(Dataset rows for apps and sites)
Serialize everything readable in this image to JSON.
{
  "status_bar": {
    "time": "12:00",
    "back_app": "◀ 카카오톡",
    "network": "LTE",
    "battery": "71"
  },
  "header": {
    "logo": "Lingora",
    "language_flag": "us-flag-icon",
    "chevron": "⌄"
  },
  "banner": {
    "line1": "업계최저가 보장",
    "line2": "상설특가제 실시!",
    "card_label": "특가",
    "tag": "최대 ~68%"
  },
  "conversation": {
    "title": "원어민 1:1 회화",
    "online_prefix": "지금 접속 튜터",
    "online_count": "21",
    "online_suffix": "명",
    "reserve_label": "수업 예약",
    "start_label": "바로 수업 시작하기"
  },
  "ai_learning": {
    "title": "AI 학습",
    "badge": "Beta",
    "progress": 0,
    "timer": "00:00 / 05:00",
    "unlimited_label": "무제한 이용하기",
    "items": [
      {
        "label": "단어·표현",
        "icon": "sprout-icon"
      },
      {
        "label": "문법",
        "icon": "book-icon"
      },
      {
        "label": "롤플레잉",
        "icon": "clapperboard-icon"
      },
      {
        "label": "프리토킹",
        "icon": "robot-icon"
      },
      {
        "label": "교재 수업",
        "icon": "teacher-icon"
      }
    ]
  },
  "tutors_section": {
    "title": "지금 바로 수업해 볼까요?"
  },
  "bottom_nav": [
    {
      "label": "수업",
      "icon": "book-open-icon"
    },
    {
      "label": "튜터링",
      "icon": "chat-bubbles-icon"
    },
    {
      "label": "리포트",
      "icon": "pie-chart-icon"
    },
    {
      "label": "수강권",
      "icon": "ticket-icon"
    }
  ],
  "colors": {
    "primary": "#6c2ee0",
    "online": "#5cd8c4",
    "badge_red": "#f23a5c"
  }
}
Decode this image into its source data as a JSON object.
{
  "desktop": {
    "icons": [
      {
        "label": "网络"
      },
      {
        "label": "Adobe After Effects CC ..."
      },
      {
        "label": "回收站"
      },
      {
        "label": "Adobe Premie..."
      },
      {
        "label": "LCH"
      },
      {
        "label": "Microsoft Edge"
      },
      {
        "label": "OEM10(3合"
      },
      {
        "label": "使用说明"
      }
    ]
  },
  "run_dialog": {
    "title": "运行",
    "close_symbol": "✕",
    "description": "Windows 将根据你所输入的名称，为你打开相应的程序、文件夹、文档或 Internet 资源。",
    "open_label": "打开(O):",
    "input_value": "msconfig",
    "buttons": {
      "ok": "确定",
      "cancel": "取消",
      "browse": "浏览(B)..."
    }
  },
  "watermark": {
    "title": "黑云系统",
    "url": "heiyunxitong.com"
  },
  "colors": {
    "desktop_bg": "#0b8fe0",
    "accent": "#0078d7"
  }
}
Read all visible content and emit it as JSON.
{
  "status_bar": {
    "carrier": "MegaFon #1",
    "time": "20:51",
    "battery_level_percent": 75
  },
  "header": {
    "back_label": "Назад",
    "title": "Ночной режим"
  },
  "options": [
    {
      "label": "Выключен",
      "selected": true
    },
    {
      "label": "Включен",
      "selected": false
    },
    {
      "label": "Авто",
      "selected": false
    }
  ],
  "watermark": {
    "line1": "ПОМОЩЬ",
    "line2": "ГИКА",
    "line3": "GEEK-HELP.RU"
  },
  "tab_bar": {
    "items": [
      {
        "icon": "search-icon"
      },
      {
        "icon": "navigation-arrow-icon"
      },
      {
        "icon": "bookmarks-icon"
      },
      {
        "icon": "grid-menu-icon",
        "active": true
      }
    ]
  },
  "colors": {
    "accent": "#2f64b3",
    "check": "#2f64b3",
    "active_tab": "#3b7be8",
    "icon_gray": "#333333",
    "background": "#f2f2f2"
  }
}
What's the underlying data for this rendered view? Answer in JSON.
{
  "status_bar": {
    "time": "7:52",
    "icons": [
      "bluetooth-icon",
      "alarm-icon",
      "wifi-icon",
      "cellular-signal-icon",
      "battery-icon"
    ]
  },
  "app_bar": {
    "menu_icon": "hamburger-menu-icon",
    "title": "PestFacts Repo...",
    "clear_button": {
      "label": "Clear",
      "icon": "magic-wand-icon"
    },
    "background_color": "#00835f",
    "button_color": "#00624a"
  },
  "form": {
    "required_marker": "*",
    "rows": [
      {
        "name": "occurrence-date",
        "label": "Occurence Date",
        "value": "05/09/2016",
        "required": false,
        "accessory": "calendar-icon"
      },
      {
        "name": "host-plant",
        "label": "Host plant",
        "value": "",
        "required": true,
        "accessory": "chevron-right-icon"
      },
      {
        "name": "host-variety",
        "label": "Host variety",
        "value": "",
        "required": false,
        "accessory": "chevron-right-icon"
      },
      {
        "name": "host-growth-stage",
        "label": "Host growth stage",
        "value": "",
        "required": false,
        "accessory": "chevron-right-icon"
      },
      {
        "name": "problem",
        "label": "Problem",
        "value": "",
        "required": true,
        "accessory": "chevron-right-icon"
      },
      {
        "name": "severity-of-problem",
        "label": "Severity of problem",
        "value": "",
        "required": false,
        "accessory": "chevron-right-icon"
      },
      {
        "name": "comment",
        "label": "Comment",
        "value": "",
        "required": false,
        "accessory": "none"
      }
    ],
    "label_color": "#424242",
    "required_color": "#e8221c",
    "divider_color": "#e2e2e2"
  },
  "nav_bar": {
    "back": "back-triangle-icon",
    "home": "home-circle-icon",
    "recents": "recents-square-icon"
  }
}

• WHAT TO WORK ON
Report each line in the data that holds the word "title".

• ANSWER AREA
    "title": "원어민 1:1 회화",
    "title": "AI 학습",
    "title": "지금 바로 수업해 볼까요?"
    "title": "运行",
    "title": "黑云系统",
    "title": "Ночной режим"
    "title": "PestFacts Repo...",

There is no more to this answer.